In the latest design, the new structure would increase the ground-floor restaurant space to 5,000 square feet — up from the existing 3,450 square feet — and fill in the existing archway to create a continuous flood barrier. The new design also calls for 1,200 more square feet of restaurant space on the second floor.
While the pavilion will see more restaurant space, the redesign fits within the current structure’s footprint and does not change the number of public bathrooms.
In the area around the pavilion, the BPCA’s updated design creates 2,800 more square feet of the park’s ornamental gardens and 5,100 more square feet of lawn space by reducing the amount of paved areas.
The committee members said they felt the BPCA and Perkins Eastman had heard their earlier feedback, but still offered points of critique.

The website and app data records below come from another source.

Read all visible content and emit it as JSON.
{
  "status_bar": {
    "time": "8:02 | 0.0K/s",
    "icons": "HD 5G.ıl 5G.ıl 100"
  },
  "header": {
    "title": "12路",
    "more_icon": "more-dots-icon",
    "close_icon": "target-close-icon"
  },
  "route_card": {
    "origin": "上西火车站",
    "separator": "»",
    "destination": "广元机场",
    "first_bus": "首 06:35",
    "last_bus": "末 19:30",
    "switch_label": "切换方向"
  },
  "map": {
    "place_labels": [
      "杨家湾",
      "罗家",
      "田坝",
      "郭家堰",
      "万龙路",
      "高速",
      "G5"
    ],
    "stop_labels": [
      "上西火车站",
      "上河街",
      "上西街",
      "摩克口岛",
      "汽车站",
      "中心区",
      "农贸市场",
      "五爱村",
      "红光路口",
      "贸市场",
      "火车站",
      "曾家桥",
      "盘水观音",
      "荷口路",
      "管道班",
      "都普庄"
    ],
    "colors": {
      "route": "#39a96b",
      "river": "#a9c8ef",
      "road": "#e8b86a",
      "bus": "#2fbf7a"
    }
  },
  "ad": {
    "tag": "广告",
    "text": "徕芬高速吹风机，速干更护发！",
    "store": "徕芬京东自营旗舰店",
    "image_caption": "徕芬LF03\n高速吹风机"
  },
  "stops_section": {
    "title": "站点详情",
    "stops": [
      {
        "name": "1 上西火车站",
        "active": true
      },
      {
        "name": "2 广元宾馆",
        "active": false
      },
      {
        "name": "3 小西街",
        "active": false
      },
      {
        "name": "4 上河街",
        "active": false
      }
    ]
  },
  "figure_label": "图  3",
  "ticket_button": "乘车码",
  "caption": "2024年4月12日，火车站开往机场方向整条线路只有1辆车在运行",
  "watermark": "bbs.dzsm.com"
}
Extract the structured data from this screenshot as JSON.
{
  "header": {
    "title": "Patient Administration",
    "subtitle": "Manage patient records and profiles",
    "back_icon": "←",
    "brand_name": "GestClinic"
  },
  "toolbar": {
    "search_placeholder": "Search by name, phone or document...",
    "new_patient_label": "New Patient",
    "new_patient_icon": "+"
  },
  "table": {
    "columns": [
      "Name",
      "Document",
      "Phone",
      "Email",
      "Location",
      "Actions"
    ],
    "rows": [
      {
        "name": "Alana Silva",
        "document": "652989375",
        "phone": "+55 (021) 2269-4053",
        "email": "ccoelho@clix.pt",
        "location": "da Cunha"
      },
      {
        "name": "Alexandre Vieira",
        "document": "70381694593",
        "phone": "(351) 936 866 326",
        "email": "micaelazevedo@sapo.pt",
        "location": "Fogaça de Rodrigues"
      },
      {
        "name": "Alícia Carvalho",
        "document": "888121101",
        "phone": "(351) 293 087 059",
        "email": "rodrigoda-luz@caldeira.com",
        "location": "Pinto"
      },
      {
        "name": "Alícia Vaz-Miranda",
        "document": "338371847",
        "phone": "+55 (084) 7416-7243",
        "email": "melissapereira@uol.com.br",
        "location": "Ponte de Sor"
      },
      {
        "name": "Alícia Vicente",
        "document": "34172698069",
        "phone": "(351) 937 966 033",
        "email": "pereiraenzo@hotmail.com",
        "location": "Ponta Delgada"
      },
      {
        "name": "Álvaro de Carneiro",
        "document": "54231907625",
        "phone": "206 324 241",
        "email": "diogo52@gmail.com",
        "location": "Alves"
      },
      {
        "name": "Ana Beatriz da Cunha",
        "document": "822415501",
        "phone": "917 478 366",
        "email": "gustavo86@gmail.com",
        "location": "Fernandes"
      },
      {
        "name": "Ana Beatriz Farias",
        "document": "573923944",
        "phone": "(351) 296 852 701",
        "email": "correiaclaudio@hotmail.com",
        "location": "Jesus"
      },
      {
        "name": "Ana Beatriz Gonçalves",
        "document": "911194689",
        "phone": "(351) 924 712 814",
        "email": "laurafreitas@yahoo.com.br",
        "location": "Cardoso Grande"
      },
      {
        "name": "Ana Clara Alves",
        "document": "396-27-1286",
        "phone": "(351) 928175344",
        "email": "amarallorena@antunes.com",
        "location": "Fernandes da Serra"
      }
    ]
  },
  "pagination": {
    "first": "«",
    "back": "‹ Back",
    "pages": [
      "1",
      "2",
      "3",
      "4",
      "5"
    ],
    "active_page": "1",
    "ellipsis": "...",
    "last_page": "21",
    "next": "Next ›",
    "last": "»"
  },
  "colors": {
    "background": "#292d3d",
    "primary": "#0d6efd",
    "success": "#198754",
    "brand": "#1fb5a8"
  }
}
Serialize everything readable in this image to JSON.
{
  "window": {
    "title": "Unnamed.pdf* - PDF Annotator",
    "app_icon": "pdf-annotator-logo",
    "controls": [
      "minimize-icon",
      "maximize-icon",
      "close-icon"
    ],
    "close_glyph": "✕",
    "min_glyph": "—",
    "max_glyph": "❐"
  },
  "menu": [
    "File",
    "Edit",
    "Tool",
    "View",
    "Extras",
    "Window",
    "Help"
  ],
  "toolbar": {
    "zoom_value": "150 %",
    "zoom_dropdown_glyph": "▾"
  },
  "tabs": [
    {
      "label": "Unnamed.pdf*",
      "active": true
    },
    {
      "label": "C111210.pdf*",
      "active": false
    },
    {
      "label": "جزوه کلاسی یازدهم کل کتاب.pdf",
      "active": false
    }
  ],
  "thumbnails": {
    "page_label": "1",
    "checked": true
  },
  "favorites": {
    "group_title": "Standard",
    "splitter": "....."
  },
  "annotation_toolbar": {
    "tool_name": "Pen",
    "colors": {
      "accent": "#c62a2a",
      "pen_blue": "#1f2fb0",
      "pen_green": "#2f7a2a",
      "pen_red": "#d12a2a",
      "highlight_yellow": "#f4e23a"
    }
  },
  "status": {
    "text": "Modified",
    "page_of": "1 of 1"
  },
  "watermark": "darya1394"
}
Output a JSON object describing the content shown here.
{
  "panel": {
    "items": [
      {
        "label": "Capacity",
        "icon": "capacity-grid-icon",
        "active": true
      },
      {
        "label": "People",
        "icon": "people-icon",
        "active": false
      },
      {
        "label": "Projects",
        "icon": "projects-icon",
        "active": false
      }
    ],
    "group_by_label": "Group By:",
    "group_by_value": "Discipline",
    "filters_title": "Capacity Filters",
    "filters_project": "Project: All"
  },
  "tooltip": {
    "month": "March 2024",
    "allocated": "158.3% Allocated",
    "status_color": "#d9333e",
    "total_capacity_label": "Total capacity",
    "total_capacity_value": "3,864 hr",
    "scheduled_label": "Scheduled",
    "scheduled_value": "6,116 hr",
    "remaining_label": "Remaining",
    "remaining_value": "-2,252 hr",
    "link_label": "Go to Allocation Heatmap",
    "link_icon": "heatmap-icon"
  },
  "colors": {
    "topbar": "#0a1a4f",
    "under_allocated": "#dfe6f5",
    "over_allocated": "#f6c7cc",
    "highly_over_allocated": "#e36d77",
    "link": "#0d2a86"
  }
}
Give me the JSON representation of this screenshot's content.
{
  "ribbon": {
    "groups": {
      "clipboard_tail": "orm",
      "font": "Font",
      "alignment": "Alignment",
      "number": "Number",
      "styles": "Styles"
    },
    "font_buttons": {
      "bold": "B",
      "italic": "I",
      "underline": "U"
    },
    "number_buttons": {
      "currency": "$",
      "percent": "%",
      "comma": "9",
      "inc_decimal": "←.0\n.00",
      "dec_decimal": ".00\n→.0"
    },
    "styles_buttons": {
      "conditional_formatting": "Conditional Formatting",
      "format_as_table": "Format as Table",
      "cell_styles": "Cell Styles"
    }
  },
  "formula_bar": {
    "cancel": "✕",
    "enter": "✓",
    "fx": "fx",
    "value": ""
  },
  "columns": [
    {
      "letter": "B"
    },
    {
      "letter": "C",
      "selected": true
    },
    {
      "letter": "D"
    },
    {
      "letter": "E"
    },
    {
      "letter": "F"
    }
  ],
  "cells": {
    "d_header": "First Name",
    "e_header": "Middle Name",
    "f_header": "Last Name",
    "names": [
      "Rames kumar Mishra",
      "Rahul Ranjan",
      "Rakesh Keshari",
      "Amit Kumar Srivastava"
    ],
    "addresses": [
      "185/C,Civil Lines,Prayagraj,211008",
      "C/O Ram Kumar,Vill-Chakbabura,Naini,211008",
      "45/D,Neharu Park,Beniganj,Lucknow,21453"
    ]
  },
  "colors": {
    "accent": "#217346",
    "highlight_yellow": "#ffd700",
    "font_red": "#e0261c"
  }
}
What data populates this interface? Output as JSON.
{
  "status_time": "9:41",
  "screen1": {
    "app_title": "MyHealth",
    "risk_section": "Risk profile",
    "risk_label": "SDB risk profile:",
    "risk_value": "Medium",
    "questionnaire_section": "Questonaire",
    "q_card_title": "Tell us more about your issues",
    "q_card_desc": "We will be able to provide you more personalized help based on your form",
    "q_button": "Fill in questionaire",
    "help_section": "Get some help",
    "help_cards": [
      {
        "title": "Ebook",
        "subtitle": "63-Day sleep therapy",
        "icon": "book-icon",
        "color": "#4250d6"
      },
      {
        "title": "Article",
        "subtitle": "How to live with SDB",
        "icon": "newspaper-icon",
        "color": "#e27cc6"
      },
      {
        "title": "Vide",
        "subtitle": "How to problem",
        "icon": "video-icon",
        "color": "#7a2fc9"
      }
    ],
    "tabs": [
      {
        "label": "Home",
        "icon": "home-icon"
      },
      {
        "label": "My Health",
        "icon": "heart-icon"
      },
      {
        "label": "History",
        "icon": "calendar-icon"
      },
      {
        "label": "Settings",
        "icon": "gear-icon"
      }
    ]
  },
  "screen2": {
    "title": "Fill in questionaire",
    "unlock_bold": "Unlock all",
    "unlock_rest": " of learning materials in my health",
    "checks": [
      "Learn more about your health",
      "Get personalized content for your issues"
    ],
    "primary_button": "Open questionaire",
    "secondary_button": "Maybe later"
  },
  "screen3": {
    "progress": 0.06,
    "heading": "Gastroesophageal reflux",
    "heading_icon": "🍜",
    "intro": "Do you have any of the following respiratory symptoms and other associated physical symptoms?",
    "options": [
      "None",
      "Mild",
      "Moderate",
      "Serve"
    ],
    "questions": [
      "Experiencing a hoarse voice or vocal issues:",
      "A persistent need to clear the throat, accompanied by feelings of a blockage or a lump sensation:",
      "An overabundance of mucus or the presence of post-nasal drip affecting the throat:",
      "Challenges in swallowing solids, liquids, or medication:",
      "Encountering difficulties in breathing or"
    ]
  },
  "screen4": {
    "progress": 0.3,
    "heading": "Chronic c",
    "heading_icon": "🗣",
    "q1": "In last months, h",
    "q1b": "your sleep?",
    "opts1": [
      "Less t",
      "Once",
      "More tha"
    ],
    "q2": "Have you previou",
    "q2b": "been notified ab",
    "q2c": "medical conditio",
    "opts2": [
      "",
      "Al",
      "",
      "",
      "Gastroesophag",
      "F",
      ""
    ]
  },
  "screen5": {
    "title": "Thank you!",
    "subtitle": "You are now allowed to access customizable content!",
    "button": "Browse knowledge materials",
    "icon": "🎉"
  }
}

“You’re focusing on this restaurant a lot … but the issue really is this flood protection from Pier A plaza and how it goes out from there,” said committee member Laura Starr, suggesting they put the restaurant redesign on the backburner. “Until you solve for that, you don’t have a solution that’s protecting Battery Park City, and you don’t have a solution that’s protecting the other parts of this area.”
Committee member Bob Townley also pointed out that the BPCA should contact the Hudson River Park for a particular vulnerability he observed during Sandy. While the authority noted Stuyvesant High School as a vulnerable point, Townley said the waterfront along Hudson River Park from Harrison to Chambers streets was an entry point for a lot of water during the 2012 superstorm, causing flooding further south.
The BPCA reps noted the designs are not final and still open to changes.